Exclude the images and repeat all remaining entries exactly.

**Source material:**
——

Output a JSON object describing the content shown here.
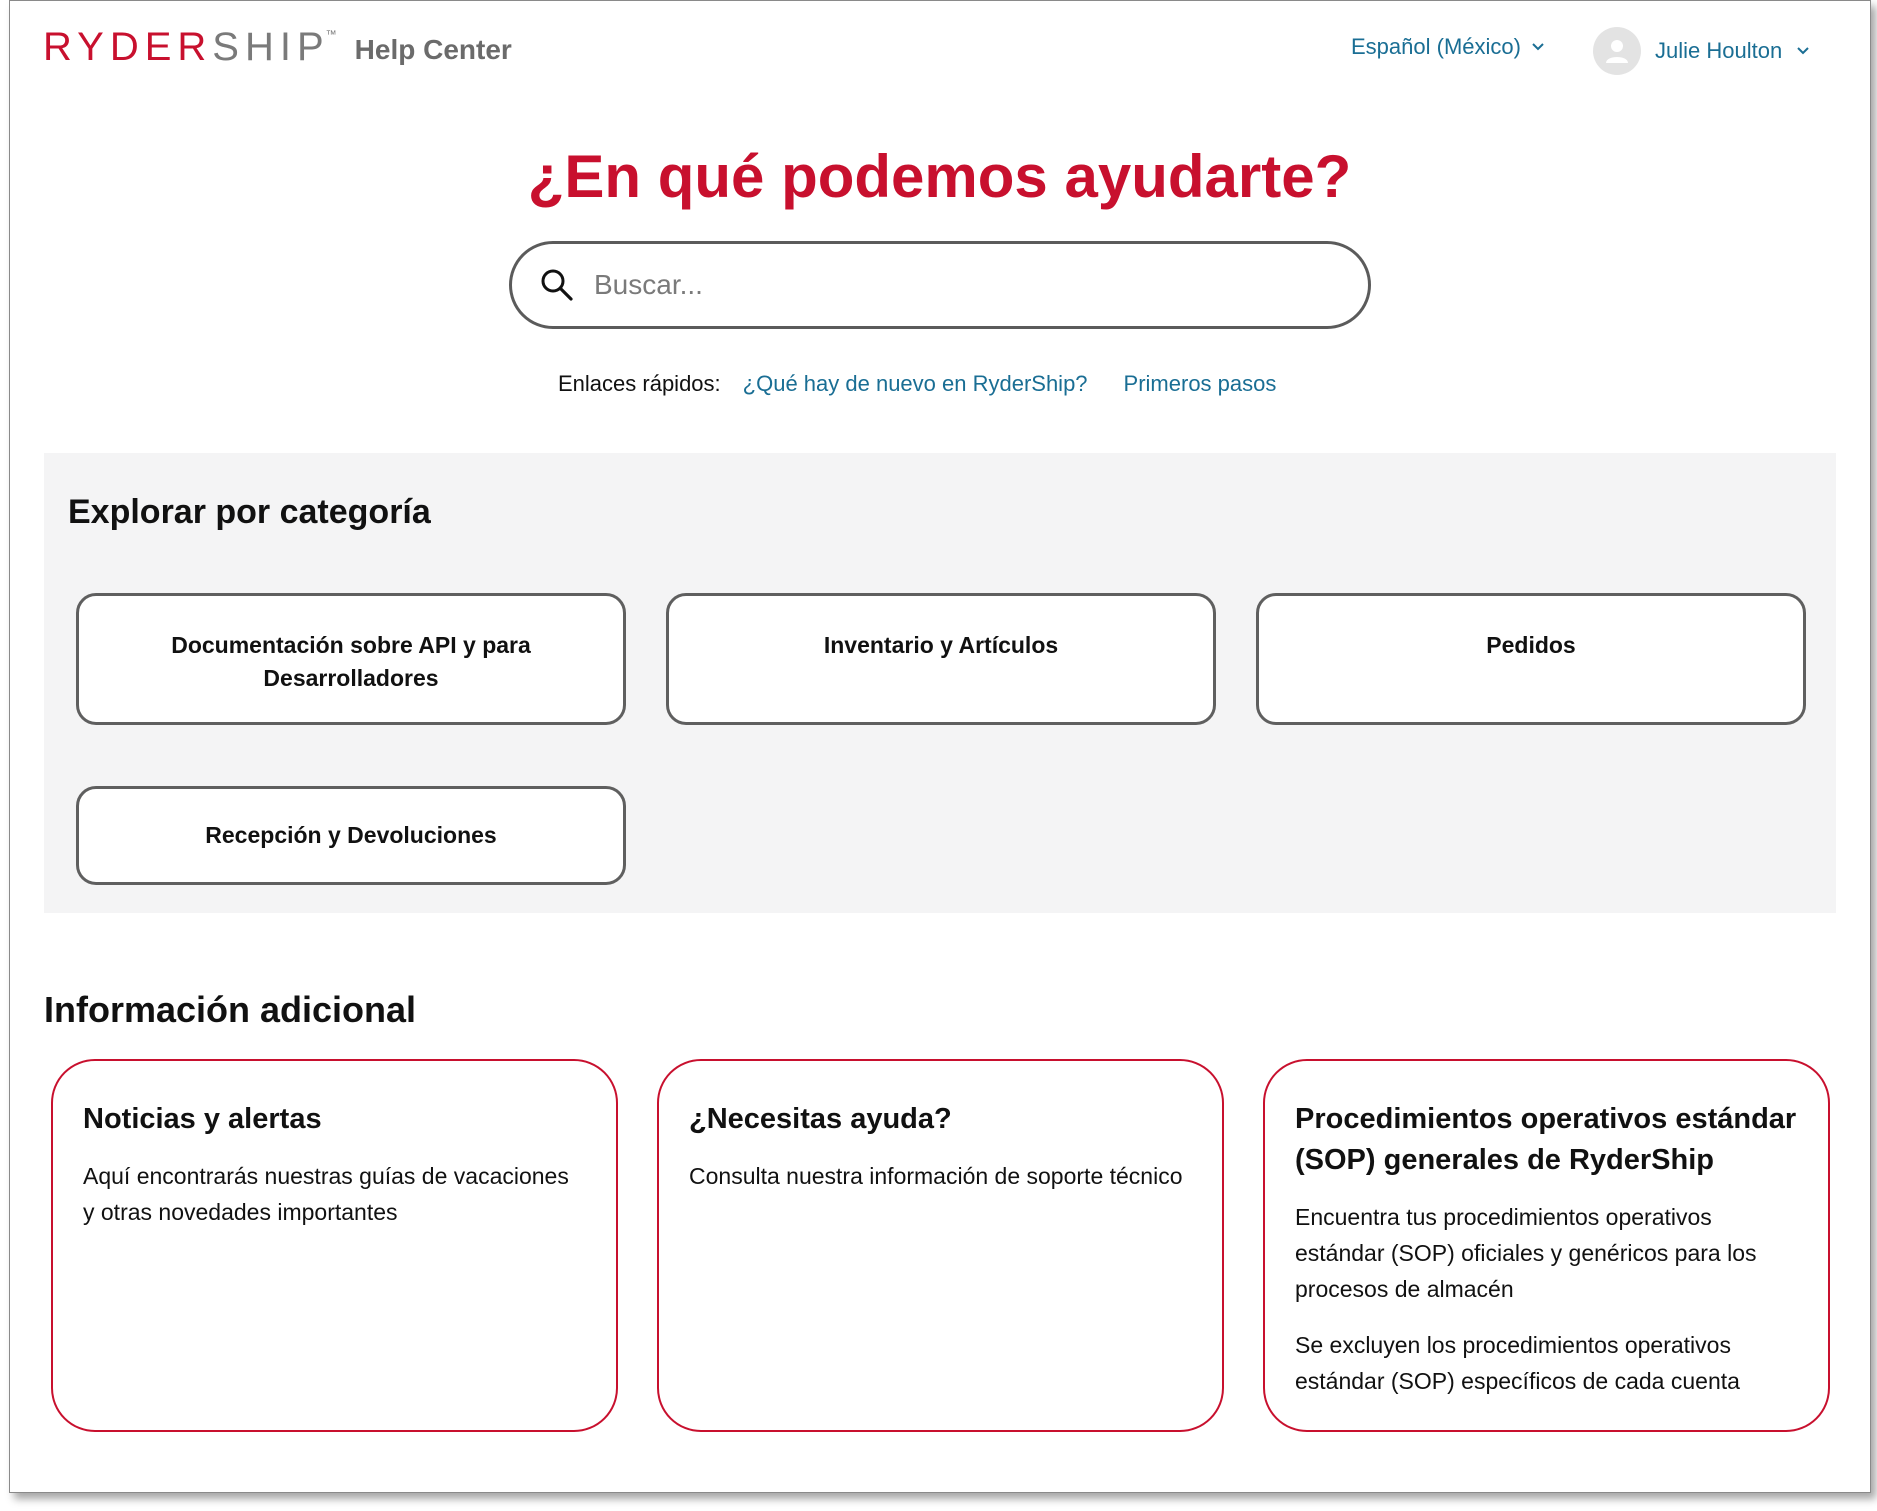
{
  "header": {
    "logo_ryder": "RYDER",
    "logo_ship": "SHIP",
    "logo_tm": "™",
    "logo_subtitle": "Help Center",
    "language": "Español (México)",
    "user_name": "Julie Houlton"
  },
  "hero": {
    "title": "¿En qué podemos ayudarte?",
    "search_placeholder": "Buscar..."
  },
  "quick_links": {
    "label": "Enlaces rápidos:",
    "links": [
      "¿Qué hay de nuevo en RyderShip?",
      "Primeros pasos"
    ]
  },
  "categories": {
    "title": "Explorar por categoría",
    "items": [
      {
        "line1": "Documentación sobre API y para",
        "line2": "Desarrolladores"
      },
      {
        "line1": "Inventario y Artículos",
        "line2": ""
      },
      {
        "line1": "Pedidos",
        "line2": ""
      },
      {
        "line1": "Recepción y Devoluciones",
        "line2": ""
      }
    ]
  },
  "additional": {
    "title": "Información adicional",
    "cards": [
      {
        "title": "Noticias y alertas",
        "paragraphs": [
          "Aquí encontrarás nuestras guías de vacaciones y otras novedades importantes"
        ]
      },
      {
        "title": "¿Necesitas ayuda?",
        "paragraphs": [
          "Consulta nuestra información de soporte técnico"
        ]
      },
      {
        "title": "Procedimientos operativos estándar (SOP) generales de RyderShip",
        "paragraphs": [
          "Encuentra tus procedimientos operativos estándar (SOP) oficiales y genéricos para los procesos de almacén",
          "Se excluyen los procedimientos operativos estándar (SOP) específicos de cada cuenta"
        ]
      }
    ]
  },
  "colors": {
    "brand_red": "#c8102e",
    "link_blue": "#1a6e94",
    "panel_gray": "#f4f4f5"
  },
  "icons": [
    "chevron-down-icon",
    "user-avatar-icon",
    "search-icon"
  ]
}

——

**Written reply:**
Output a JSON object describing the content shown here.
{
  "header": {
    "logo_ryder": "RYDER",
    "logo_ship": "SHIP",
    "logo_tm": "™",
    "logo_subtitle": "Help Center",
    "language": "Español (México)",
    "user_name": "Julie Houlton"
  },
  "hero": {
    "title": "¿En qué podemos ayudarte?",
    "search_placeholder": "Buscar..."
  },
  "quick_links": {
    "label": "Enlaces rápidos:",
    "links": [
      "¿Qué hay de nuevo en RyderShip?",
      "Primeros pasos"
    ]
  },
  "categories": {
    "title": "Explorar por categoría",
    "items": [
      {
        "line1": "Documentación sobre API y para",
        "line2": "Desarrolladores"
      },
      {
        "line1": "Inventario y Artículos",
        "line2": ""
      },
      {
        "line1": "Pedidos",
        "line2": ""
      },
      {
        "line1": "Recepción y Devoluciones",
        "line2": ""
      }
    ]
  },
  "additional": {
    "title": "Información adicional",
    "cards": [
      {
        "title": "Noticias y alertas",
        "paragraphs": [
          "Aquí encontrarás nuestras guías de vacaciones y otras novedades importantes"
        ]
      },
      {
        "title": "¿Necesitas ayuda?",
        "paragraphs": [
          "Consulta nuestra información de soporte técnico"
        ]
      },
      {
        "title": "Procedimientos operativos estándar (SOP) generales de RyderShip",
        "paragraphs": [
          "Encuentra tus procedimientos operativos estándar (SOP) oficiales y genéricos para los procesos de almacén",
          "Se excluyen los procedimientos operativos estándar (SOP) específicos de cada cuenta"
        ]
      }
    ]
  },
  "colors": {
    "brand_red": "#c8102e",
    "link_blue": "#1a6e94",
    "panel_gray": "#f4f4f5"
  },
  "icons": [
    "chevron-down-icon",
    "user-avatar-icon",
    "search-icon"
  ]
}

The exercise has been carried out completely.